Task item | A complete, unaltered copy of the listing is needed. Write it out.

Dataset records |
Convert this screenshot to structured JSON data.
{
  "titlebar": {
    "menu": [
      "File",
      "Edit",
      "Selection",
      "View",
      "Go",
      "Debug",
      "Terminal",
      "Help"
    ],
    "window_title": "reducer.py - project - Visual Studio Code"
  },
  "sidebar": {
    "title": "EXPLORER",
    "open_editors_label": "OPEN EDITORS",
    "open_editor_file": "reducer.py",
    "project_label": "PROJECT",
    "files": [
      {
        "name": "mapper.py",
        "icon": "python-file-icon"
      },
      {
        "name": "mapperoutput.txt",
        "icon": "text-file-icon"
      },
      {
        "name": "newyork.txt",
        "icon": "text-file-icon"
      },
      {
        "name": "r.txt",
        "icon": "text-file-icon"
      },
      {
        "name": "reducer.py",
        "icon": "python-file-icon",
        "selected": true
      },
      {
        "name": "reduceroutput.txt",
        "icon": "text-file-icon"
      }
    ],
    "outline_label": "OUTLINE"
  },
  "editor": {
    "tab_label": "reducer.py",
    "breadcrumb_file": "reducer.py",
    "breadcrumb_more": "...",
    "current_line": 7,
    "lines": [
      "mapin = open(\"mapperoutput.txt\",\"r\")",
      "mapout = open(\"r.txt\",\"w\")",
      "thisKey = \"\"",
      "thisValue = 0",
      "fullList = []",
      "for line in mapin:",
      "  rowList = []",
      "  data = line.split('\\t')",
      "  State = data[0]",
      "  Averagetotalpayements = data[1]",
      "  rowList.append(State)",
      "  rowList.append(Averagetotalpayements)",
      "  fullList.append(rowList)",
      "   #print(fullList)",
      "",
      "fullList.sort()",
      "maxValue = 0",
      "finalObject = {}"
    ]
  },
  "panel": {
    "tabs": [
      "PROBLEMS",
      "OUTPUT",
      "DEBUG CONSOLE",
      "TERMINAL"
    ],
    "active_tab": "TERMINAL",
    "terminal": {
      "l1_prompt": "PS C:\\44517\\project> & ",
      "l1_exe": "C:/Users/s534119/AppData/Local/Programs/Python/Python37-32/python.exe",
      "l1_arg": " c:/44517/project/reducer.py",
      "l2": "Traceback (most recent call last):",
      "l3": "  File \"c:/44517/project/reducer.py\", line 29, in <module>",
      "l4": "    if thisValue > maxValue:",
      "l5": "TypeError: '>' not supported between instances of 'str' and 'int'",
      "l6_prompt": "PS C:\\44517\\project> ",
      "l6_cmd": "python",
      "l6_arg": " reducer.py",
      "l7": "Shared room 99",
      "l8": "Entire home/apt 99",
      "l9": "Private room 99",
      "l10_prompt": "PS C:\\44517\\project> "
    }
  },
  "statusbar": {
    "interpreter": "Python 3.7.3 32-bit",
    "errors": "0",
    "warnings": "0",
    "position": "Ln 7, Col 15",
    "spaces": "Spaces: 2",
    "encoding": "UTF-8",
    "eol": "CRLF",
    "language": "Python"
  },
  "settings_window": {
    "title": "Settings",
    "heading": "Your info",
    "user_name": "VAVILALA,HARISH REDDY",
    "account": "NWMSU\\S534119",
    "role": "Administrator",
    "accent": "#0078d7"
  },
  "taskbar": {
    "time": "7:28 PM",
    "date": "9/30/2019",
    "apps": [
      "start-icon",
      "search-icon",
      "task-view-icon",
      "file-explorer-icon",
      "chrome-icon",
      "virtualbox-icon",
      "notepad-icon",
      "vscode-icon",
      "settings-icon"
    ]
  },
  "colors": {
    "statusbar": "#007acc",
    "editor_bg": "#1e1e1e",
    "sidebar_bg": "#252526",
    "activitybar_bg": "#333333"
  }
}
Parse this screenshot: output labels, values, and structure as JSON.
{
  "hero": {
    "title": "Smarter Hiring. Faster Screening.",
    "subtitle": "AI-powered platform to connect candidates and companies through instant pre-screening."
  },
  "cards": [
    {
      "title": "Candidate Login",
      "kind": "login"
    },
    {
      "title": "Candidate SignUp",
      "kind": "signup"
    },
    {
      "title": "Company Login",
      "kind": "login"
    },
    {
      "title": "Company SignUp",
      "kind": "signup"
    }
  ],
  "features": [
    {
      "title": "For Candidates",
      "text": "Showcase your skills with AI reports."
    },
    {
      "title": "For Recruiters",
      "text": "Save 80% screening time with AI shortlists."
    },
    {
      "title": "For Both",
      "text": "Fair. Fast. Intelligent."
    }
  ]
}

Your response |
Convert this screenshot to structured JSON data.
{
  "titlebar": {
    "menu": [
      "File",
      "Edit",
      "Selection",
      "View",
      "Go",
      "Debug",
      "Terminal",
      "Help"
    ],
    "window_title": "reducer.py - project - Visual Studio Code"
  },
  "sidebar": {
    "title": "EXPLORER",
    "open_editors_label": "OPEN EDITORS",
    "open_editor_file": "reducer.py",
    "project_label": "PROJECT",
    "files": [
      {
        "name": "mapper.py",
        "icon": "python-file-icon"
      },
      {
        "name": "mapperoutput.txt",
        "icon": "text-file-icon"
      },
      {
        "name": "newyork.txt",
        "icon": "text-file-icon"
      },
      {
        "name": "r.txt",
        "icon": "text-file-icon"
      },
      {
        "name": "reducer.py",
        "icon": "python-file-icon",
        "selected": true
      },
      {
        "name": "reduceroutput.txt",
        "icon": "text-file-icon"
      }
    ],
    "outline_label": "OUTLINE"
  },
  "editor": {
    "tab_label": "reducer.py",
    "breadcrumb_file": "reducer.py",
    "breadcrumb_more": "...",
    "current_line": 7,
    "lines": [
      "mapin = open(\"mapperoutput.txt\",\"r\")",
      "mapout = open(\"r.txt\",\"w\")",
      "thisKey = \"\"",
      "thisValue = 0",
      "fullList = []",
      "for line in mapin:",
      "  rowList = []",
      "  data = line.split('\\t')",
      "  State = data[0]",
      "  Averagetotalpayements = data[1]",
      "  rowList.append(State)",
      "  rowList.append(Averagetotalpayements)",
      "  fullList.append(rowList)",
      "   #print(fullList)",
      "",
      "fullList.sort()",
      "maxValue = 0",
      "finalObject = {}"
    ]
  },
  "panel": {
    "tabs": [
      "PROBLEMS",
      "OUTPUT",
      "DEBUG CONSOLE",
      "TERMINAL"
    ],
    "active_tab": "TERMINAL",
    "terminal": {
      "l1_prompt": "PS C:\\44517\\project> & ",
      "l1_exe": "C:/Users/s534119/AppData/Local/Programs/Python/Python37-32/python.exe",
      "l1_arg": " c:/44517/project/reducer.py",
      "l2": "Traceback (most recent call last):",
      "l3": "  File \"c:/44517/project/reducer.py\", line 29, in <module>",
      "l4": "    if thisValue > maxValue:",
      "l5": "TypeError: '>' not supported between instances of 'str' and 'int'",
      "l6_prompt": "PS C:\\44517\\project> ",
      "l6_cmd": "python",
      "l6_arg": " reducer.py",
      "l7": "Shared room 99",
      "l8": "Entire home/apt 99",
      "l9": "Private room 99",
      "l10_prompt": "PS C:\\44517\\project> "
    }
  },
  "statusbar": {
    "interpreter": "Python 3.7.3 32-bit",
    "errors": "0",
    "warnings": "0",
    "position": "Ln 7, Col 15",
    "spaces": "Spaces: 2",
    "encoding": "UTF-8",
    "eol": "CRLF",
    "language": "Python"
  },
  "settings_window": {
    "title": "Settings",
    "heading": "Your info",
    "user_name": "VAVILALA,HARISH REDDY",
    "account": "NWMSU\\S534119",
    "role": "Administrator",
    "accent": "#0078d7"
  },
  "taskbar": {
    "time": "7:28 PM",
    "date": "9/30/2019",
    "apps": [
      "start-icon",
      "search-icon",
      "task-view-icon",
      "file-explorer-icon",
      "chrome-icon",
      "virtualbox-icon",
      "notepad-icon",
      "vscode-icon",
      "settings-icon"
    ]
  },
  "colors": {
    "statusbar": "#007acc",
    "editor_bg": "#1e1e1e",
    "sidebar_bg": "#252526",
    "activitybar_bg": "#333333"
  }
}
Parse this screenshot: output labels, values, and structure as JSON.
{
  "hero": {
    "title": "Smarter Hiring. Faster Screening.",
    "subtitle": "AI-powered platform to connect candidates and companies through instant pre-screening."
  },
  "cards": [
    {
      "title": "Candidate Login",
      "kind": "login"
    },
    {
      "title": "Candidate SignUp",
      "kind": "signup"
    },
    {
      "title": "Company Login",
      "kind": "login"
    },
    {
      "title": "Company SignUp",
      "kind": "signup"
    }
  ],
  "features": [
    {
      "title": "For Candidates",
      "text": "Showcase your skills with AI reports."
    },
    {
      "title": "For Recruiters",
      "text": "Save 80% screening time with AI shortlists."
    },
    {
      "title": "For Both",
      "text": "Fair. Fast. Intelligent."
    }
  ]
}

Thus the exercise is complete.